To do =>
Omit every picture while repeating the entries exactly.

[Data records for software interfaces]
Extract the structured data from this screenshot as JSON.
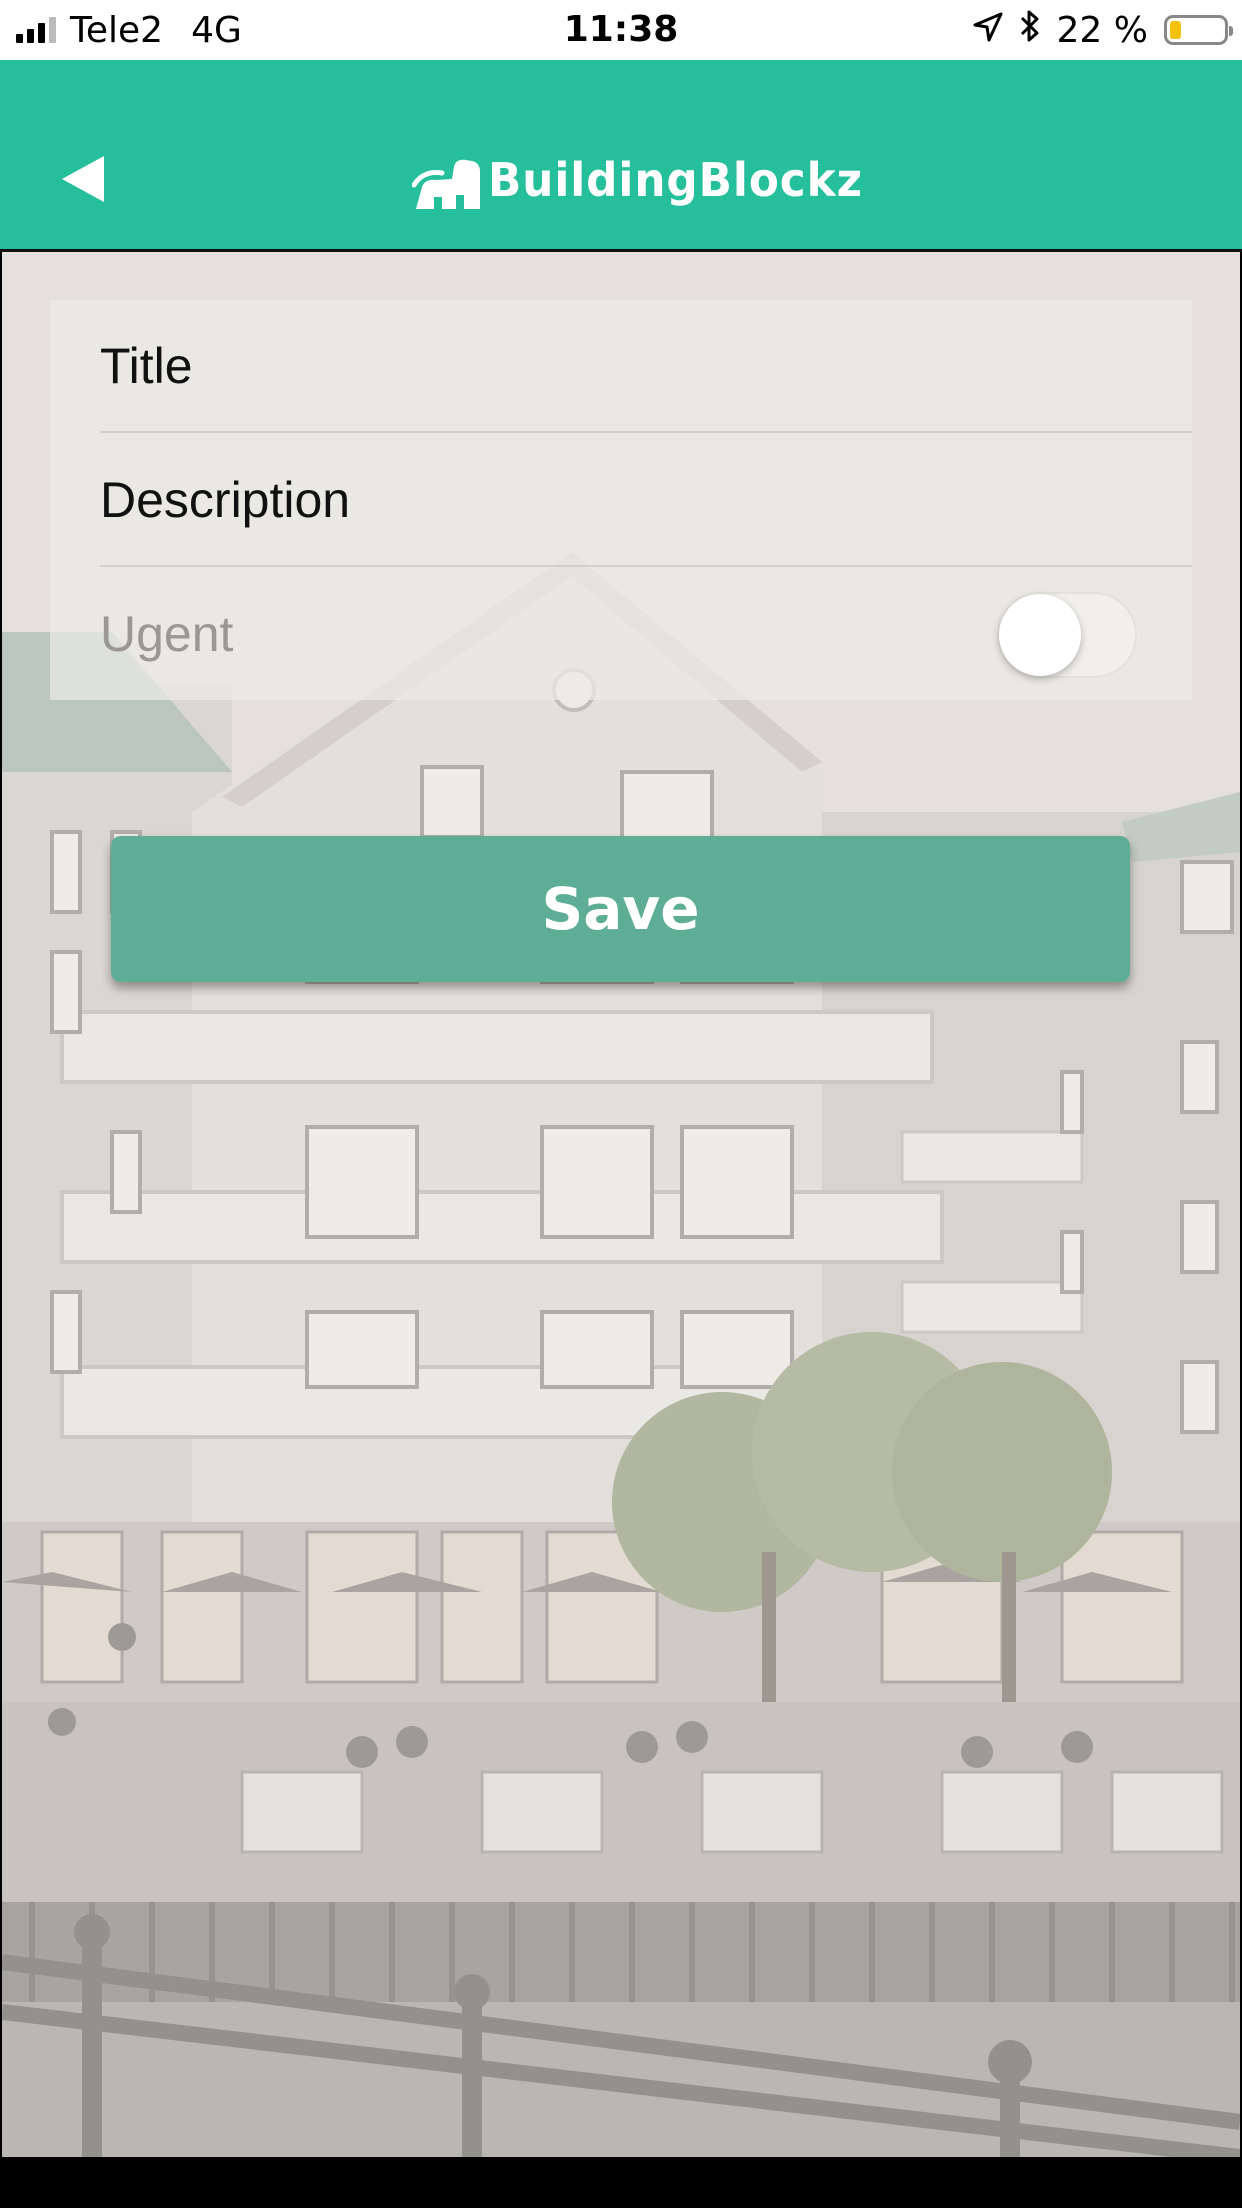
{
  "status_bar": {
    "carrier": "Tele2",
    "network": "4G",
    "time": "11:38",
    "battery_percent": "22 %",
    "battery_level": 0.22,
    "icons": [
      "signal-icon",
      "location-arrow-icon",
      "bluetooth-icon",
      "battery-icon"
    ]
  },
  "header": {
    "app_name": "BuildingBlockz",
    "back_icon": "back-arrow-icon",
    "background_color": "#26bf9c"
  },
  "form": {
    "title_placeholder": "Title",
    "description_placeholder": "Description",
    "urgent_label": "Ugent",
    "urgent_on": false
  },
  "actions": {
    "save_label": "Save",
    "save_color": "#5eae96"
  }
}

Response box =>
Extract the structured data from this screenshot as JSON.
{
  "status_bar": {
    "carrier": "Tele2",
    "network": "4G",
    "time": "11:38",
    "battery_percent": "22 %",
    "battery_level": 0.22,
    "icons": [
      "signal-icon",
      "location-arrow-icon",
      "bluetooth-icon",
      "battery-icon"
    ]
  },
  "header": {
    "app_name": "BuildingBlockz",
    "back_icon": "back-arrow-icon",
    "background_color": "#26bf9c"
  },
  "form": {
    "title_placeholder": "Title",
    "description_placeholder": "Description",
    "urgent_label": "Ugent",
    "urgent_on": false
  },
  "actions": {
    "save_label": "Save",
    "save_color": "#5eae96"
  }
}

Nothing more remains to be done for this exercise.